Your assignment: Count the lines in the records below that contain the word "note", and give only that count.

Data listing section start

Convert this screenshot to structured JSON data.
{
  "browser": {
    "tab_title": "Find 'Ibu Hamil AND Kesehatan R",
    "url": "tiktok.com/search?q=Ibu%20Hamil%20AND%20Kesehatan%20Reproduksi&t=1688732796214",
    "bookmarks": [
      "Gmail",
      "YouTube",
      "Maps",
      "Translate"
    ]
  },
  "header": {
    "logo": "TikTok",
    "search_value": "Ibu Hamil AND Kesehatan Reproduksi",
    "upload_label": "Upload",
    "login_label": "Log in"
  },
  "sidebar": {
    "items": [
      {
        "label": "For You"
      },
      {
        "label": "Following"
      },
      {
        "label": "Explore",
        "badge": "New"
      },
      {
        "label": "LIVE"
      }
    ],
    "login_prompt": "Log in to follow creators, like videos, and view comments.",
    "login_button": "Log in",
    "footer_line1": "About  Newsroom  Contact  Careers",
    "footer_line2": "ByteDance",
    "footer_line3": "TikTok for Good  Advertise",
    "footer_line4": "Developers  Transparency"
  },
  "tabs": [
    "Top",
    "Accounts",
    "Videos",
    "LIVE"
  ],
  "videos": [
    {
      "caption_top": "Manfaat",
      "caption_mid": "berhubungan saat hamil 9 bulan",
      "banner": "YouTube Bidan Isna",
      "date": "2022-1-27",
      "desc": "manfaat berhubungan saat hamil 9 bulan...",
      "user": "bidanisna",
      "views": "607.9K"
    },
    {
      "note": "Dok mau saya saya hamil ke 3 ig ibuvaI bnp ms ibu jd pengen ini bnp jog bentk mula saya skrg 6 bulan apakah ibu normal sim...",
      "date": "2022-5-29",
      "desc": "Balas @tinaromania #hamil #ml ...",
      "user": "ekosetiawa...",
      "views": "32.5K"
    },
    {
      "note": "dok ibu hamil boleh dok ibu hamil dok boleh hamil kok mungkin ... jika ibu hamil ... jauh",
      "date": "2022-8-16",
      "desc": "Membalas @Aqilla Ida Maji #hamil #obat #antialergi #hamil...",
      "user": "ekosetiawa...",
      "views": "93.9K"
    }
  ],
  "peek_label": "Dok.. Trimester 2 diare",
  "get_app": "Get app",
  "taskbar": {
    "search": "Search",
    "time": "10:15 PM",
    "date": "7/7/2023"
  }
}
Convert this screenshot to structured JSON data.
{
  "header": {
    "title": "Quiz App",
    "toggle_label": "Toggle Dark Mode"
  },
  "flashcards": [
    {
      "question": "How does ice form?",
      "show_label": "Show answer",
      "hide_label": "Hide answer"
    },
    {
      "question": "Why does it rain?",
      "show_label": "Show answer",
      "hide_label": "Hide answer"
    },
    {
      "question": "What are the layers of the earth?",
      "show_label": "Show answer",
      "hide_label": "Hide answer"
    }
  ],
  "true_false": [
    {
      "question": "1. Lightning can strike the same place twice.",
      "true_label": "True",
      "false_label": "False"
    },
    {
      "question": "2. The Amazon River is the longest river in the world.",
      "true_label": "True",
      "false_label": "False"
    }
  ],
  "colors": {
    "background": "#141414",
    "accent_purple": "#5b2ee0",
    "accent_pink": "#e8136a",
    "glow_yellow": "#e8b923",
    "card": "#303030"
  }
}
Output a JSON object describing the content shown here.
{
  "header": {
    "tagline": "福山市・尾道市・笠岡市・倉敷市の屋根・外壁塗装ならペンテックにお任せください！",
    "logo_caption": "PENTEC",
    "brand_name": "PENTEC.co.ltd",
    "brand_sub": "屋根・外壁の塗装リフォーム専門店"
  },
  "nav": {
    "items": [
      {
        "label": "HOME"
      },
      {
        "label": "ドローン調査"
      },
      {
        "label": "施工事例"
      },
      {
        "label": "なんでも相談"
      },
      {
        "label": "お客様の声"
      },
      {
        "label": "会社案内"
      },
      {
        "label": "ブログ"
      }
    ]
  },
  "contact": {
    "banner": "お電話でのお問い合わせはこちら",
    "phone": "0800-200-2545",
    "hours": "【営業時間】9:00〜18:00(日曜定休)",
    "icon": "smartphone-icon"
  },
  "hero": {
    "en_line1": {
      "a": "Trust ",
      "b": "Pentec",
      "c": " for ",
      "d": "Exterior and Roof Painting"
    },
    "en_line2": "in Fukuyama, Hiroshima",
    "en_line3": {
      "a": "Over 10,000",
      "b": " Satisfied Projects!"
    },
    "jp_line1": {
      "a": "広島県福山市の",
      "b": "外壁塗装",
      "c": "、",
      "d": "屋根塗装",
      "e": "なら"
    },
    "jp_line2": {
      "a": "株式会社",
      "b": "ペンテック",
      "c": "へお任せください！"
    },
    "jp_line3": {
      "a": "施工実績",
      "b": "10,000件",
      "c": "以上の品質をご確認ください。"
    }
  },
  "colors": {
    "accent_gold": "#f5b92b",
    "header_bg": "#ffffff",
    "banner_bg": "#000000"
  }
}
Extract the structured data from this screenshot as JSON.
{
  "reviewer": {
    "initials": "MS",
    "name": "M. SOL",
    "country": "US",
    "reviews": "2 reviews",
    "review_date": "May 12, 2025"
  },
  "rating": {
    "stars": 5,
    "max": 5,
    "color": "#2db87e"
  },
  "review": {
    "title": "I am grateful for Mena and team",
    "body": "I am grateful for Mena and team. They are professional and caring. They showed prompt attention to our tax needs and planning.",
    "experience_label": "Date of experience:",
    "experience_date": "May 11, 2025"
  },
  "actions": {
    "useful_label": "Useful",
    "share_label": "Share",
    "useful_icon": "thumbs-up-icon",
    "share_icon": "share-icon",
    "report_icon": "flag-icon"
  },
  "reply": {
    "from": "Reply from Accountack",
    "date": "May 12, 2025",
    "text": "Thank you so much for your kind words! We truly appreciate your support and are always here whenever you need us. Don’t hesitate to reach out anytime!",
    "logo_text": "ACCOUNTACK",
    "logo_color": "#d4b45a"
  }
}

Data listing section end

Answer to this problem: 2